+++ Data shown +++

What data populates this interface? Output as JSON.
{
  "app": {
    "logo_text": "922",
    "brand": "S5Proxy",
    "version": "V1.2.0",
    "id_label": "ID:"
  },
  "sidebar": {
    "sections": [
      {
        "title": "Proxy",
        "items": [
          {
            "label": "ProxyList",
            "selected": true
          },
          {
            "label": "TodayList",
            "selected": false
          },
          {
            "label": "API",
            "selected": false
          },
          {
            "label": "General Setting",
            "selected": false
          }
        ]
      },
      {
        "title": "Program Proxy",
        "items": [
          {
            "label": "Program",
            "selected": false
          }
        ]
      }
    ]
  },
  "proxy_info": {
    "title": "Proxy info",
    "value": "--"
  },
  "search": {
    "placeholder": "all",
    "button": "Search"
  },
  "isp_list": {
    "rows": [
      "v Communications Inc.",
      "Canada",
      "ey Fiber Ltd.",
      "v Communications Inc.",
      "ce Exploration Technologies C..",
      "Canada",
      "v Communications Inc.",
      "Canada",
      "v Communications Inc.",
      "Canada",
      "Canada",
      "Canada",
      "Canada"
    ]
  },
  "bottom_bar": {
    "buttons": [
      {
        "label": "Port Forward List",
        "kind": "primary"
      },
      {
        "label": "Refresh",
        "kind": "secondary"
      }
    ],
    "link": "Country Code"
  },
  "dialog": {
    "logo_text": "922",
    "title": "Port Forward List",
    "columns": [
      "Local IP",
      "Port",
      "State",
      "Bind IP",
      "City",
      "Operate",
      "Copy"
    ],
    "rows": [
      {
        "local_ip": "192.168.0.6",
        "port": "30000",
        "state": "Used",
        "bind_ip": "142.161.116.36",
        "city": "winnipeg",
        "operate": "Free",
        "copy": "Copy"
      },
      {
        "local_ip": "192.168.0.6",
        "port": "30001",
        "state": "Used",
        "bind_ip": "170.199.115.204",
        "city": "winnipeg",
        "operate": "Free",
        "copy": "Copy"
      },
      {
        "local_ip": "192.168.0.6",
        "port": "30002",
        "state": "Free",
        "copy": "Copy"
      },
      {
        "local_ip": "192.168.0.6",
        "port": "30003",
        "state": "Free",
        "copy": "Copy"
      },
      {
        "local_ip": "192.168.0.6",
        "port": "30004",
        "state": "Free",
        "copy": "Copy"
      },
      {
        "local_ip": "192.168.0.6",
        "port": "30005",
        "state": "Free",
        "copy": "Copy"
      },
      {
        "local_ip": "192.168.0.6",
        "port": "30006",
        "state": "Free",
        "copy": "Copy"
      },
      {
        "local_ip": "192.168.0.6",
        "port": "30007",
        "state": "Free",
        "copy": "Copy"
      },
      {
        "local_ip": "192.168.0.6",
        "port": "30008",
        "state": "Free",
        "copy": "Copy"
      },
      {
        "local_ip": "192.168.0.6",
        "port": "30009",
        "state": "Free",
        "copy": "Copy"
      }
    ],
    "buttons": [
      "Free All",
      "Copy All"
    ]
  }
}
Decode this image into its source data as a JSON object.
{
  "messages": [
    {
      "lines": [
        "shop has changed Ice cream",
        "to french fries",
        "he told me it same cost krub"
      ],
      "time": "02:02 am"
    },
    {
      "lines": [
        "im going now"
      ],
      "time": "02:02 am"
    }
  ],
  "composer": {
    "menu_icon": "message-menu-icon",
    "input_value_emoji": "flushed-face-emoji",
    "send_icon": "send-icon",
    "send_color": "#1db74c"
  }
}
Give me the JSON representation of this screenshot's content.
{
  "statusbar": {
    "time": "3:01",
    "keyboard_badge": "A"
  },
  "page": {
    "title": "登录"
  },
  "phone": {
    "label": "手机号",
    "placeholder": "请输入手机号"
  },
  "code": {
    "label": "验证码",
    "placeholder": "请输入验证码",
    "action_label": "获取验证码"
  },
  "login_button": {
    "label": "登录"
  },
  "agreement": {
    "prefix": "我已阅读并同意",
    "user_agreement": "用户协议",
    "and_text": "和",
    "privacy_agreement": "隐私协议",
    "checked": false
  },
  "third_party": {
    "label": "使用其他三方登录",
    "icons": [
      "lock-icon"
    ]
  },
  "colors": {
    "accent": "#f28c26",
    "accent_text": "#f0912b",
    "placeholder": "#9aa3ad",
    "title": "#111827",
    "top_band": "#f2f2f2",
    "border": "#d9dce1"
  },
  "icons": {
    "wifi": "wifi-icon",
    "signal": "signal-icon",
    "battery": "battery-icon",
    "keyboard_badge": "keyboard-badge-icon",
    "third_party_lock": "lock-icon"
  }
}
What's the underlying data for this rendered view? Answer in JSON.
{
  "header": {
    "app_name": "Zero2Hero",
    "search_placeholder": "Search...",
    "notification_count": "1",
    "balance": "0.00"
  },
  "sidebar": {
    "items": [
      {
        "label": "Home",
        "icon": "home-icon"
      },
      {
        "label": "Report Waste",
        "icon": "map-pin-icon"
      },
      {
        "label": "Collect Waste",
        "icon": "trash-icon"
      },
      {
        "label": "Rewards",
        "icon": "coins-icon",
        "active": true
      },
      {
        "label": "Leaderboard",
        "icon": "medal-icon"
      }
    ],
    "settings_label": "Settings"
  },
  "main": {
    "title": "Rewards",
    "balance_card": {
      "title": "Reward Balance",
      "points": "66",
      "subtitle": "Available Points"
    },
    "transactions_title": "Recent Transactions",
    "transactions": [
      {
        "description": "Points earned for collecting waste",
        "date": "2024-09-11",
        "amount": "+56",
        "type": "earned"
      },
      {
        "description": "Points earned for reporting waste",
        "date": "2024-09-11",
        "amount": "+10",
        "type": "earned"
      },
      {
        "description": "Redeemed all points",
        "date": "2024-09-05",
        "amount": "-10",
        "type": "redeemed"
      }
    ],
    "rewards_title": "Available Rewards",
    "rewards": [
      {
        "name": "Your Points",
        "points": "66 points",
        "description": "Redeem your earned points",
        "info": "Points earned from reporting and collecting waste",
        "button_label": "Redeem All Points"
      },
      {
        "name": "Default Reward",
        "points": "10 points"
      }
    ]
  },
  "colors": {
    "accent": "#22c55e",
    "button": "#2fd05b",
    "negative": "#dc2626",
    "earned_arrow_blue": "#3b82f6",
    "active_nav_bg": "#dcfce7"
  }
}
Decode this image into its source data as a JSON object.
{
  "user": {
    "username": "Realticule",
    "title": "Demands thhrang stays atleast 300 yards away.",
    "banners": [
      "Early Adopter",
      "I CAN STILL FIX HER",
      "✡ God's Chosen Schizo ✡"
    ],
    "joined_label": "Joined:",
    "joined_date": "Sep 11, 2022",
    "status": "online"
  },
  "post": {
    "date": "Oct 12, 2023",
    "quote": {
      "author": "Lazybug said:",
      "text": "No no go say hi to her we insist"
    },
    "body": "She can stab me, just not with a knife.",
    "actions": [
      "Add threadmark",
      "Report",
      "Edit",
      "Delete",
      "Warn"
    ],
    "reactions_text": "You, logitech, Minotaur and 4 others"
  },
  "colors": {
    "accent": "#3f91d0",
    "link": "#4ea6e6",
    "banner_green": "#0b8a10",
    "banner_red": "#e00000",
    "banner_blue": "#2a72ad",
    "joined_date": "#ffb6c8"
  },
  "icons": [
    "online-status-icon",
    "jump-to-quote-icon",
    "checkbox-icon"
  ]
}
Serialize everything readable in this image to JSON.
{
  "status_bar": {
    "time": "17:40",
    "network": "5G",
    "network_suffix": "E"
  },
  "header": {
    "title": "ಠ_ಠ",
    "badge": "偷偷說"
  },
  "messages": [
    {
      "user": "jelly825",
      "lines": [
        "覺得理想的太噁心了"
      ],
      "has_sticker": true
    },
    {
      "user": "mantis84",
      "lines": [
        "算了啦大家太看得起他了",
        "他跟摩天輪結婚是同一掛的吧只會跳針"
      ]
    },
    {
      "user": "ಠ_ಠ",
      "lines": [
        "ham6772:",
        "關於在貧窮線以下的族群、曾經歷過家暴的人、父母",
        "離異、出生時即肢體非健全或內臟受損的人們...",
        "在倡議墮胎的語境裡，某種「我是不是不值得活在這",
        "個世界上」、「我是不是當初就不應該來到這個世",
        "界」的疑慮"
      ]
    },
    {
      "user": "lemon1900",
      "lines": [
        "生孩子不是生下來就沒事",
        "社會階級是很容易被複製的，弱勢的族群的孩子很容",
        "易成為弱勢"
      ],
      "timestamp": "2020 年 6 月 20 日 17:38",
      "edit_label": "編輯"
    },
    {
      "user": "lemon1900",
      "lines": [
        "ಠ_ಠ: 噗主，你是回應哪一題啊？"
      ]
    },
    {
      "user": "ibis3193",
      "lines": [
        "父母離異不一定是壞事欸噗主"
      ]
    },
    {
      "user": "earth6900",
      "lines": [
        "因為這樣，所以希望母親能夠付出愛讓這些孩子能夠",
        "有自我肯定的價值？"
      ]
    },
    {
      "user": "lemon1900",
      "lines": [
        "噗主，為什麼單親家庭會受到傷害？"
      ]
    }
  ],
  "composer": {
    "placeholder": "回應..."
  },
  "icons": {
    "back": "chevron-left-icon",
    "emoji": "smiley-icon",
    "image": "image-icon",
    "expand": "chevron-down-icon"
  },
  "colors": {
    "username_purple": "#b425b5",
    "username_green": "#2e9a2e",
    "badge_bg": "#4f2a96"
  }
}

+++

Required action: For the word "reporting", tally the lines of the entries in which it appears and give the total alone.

Task solution: 2